Even if it is primarily an election season ploy for Democrats, to the millions of people who worry about the climate crisis and are pushing for solutions, the Green New Deal is an opportunity to define the transformations we need. That’s how Kali Akuno of Cooperation Jackson views it. He calls on “the Left to intervene” to make sure the Green New Deal doesn’t support the “market-based capitalist extractive system.” Akuno states that an ideal Green New Deal would prioritize reparations through financial compensation and decolonization.

Susan Scherarth and Sean Sweeney write that market mechanisms must be replaced with the concept of energy democracy, “public and social ownership of energy, to serve both social and ecological needs…” They view energy as a public good and a human right, not a commodity. Other writers argue that the Green New Deal must include a new agency that supports the development of energy cooperatives, much like the Green Party’s Renewable Energy Administration proposal. The Backbone Campaign takes that even farther with Solutionary Rail, a plan to create electric rail that moves people, freight and locally-produced renewable energy around the country. We interviewed Bill Moyer and Steve Chrismer about it on Clearing the FOG in 2016.

Current industrial farming techniques contribute significantly to greenhouse gas emissions. Elizabeth Henderson writes that sustainable agriculture must be part of the Green New Deal and outlines what that looks like. It includes support for agricultural cooperatives and family farms, unions for farm workers, regenerative farming and a just transition to end factory farms and the use of toxic chemicals.

Financing the Green New Deal is another opportunity to have an impact on transforming the economy. Ellen Brown describes how using a network of public banks to finance the transition to the new energy economy would not only avoid using tax dollars but would also generate a return to the government. We have long argued that instead of the profits from the transition going to Wall Street, they could be used to finance a universal basic income, which would reduce or eliminate poverty.

These are just some of the ideas that could be used to fill in the gaps of the Green New Deal and ensure it is both transformational in a way that ends wealth inequality and effectively addresses the climate crisis. Adam Simpson interviewed Johanna Bozuwa of the Democracy Collaborative, Anthony Torres of the Sierra Club and Evan Weber of the Sunrise Movement about their ideas for creating a new economy through the Green New Deal. We need to keep the public debate going on these issues to generate a common vision of what the Green New Deal could be.

From SeeWhatGrows.org.

What Next?

There are many ways that we can make a transformative Green New Deal a reality even with a Congress that is bought by the polluting industries who profit by destroying the planet and hope to profit from attempting to fix it. The Sunrise Movement, a youth-led movement focused on the Green New Deal, is organizing people to impact Congress with their current week of action. They led protests in Congress over the past few months.

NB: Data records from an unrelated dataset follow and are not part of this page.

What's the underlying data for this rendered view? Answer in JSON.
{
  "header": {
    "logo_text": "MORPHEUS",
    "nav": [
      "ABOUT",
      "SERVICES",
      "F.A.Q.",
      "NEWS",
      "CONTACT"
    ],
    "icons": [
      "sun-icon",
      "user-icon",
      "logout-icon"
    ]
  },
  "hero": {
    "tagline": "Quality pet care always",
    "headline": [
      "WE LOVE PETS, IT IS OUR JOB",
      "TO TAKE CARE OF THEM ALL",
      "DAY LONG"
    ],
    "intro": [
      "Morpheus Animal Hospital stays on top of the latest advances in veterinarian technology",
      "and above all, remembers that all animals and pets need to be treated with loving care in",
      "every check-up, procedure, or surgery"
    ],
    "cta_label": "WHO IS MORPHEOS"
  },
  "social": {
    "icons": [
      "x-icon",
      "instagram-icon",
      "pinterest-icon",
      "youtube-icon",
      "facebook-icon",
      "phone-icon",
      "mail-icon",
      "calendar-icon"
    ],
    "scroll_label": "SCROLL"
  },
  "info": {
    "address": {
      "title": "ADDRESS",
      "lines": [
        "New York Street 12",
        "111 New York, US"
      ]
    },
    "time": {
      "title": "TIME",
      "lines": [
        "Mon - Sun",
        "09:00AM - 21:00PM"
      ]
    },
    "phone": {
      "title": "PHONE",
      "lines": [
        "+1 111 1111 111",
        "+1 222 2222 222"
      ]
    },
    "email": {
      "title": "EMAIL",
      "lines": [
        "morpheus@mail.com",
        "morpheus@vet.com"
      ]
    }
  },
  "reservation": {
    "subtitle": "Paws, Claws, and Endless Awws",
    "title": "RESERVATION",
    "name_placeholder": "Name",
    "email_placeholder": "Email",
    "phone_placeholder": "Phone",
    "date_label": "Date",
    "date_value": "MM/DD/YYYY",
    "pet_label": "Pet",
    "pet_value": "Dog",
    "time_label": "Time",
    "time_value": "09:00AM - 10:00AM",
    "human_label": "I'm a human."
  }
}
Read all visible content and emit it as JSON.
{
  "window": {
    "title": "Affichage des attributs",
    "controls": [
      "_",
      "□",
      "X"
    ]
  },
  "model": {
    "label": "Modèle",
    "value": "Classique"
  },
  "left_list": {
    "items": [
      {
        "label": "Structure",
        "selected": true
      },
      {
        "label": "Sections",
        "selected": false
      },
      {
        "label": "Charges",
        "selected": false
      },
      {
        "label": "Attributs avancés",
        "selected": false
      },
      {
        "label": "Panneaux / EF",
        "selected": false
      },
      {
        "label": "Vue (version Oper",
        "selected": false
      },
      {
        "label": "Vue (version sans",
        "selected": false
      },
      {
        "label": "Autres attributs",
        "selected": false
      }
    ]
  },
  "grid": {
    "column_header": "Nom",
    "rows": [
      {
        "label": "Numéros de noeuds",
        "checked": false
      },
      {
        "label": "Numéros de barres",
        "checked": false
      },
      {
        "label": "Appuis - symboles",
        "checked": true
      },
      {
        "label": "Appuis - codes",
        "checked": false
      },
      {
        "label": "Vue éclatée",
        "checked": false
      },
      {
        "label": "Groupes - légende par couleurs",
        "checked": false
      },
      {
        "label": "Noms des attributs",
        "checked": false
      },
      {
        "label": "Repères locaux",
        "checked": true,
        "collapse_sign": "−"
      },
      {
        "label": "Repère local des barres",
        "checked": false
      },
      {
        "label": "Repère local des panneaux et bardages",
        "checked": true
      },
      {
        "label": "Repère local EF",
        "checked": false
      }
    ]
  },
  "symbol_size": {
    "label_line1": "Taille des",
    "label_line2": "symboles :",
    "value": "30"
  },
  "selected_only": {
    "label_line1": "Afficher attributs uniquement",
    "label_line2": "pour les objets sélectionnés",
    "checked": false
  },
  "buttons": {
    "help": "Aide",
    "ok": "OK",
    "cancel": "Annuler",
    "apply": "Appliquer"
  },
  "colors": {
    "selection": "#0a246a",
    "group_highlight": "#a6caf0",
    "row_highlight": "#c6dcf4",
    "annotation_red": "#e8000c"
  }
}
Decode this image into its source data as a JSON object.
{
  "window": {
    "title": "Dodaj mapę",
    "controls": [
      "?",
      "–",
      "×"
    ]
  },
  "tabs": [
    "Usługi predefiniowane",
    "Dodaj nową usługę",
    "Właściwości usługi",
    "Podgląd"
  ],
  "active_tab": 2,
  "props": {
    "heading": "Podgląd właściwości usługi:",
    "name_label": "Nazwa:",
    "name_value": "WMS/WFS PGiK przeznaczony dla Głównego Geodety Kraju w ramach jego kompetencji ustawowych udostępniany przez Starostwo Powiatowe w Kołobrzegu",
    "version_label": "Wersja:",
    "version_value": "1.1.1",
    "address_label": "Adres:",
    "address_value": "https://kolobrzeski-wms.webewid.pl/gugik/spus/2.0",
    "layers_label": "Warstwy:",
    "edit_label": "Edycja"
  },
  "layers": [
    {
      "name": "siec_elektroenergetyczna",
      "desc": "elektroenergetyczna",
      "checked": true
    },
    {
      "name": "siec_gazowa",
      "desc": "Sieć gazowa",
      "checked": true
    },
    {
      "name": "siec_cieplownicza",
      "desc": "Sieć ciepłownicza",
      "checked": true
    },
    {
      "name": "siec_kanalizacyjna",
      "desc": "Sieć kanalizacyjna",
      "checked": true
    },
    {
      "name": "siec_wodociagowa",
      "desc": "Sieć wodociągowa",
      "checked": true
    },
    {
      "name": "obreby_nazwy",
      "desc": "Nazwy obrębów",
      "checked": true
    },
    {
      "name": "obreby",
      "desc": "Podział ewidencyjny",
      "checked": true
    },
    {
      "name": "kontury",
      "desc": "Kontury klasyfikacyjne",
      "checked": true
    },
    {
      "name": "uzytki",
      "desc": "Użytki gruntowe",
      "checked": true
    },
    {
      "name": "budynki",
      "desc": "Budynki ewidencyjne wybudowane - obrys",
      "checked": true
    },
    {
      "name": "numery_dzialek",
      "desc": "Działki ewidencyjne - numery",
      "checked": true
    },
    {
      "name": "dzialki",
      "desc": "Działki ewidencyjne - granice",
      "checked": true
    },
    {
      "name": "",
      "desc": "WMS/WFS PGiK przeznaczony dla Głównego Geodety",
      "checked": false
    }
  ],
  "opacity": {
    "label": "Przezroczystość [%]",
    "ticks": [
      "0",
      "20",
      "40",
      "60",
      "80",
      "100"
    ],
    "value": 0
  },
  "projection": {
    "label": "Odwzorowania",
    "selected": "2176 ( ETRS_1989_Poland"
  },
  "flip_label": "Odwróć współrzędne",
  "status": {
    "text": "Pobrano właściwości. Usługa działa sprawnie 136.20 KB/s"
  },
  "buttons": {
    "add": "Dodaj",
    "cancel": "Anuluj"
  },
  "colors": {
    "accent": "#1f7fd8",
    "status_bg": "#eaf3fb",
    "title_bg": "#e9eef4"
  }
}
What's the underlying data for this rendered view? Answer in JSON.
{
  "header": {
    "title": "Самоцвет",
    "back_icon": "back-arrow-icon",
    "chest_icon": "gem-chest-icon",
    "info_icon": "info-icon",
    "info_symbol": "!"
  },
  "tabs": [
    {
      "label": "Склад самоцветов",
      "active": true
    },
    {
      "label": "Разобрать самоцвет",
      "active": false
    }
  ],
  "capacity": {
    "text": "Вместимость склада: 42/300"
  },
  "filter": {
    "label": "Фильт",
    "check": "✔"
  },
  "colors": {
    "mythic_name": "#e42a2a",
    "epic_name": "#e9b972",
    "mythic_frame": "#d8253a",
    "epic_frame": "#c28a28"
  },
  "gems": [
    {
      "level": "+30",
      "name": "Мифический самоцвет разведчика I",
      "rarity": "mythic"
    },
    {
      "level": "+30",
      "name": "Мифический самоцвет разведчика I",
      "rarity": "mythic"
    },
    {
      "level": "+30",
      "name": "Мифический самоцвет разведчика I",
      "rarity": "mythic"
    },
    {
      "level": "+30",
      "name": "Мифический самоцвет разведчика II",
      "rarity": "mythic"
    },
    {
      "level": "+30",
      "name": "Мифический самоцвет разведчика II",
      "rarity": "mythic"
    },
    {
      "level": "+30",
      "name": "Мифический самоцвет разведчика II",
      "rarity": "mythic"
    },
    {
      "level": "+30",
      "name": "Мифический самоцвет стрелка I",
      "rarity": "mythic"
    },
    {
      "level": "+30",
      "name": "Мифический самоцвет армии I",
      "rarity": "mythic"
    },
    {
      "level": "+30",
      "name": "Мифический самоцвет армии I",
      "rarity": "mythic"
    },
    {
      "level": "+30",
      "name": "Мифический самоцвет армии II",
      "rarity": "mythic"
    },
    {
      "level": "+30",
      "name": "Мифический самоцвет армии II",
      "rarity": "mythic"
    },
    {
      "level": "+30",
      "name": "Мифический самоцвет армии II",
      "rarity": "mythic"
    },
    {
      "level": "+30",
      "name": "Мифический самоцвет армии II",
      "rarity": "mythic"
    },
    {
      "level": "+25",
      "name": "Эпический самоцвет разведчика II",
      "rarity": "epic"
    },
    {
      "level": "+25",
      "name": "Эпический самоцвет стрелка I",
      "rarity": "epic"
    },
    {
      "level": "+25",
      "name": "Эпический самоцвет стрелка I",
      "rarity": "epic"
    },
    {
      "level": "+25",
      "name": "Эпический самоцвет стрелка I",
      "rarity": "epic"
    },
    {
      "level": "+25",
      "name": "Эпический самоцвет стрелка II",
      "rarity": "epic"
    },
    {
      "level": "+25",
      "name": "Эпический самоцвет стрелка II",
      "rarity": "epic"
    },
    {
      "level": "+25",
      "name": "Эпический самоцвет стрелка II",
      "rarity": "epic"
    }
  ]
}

To win, there will have to be a movement outside of Congress that builds a national consensus for what the Green New Deal must be. If you are a member of an activist or community group of any kind, you can generate discussion and action about it.

On top of that, we need to continue the current work to shut down new fossil fuel and nuclear infrastructure, create democratized renewable energy programs and push for policies at the local level that put in place the changes we need to transportation, housing, food and farming, and the economy. There is something for everyone to do in their community.

Through all of this, we need to prioritize the voices and wisdom of those who are the most impacted by our current dirty energy and unfair economy and respect the sovereignty of Indigenous Nations to control what happens on their land.

The Green New Deal as a concept has arrived. Where it goes from here is up to us.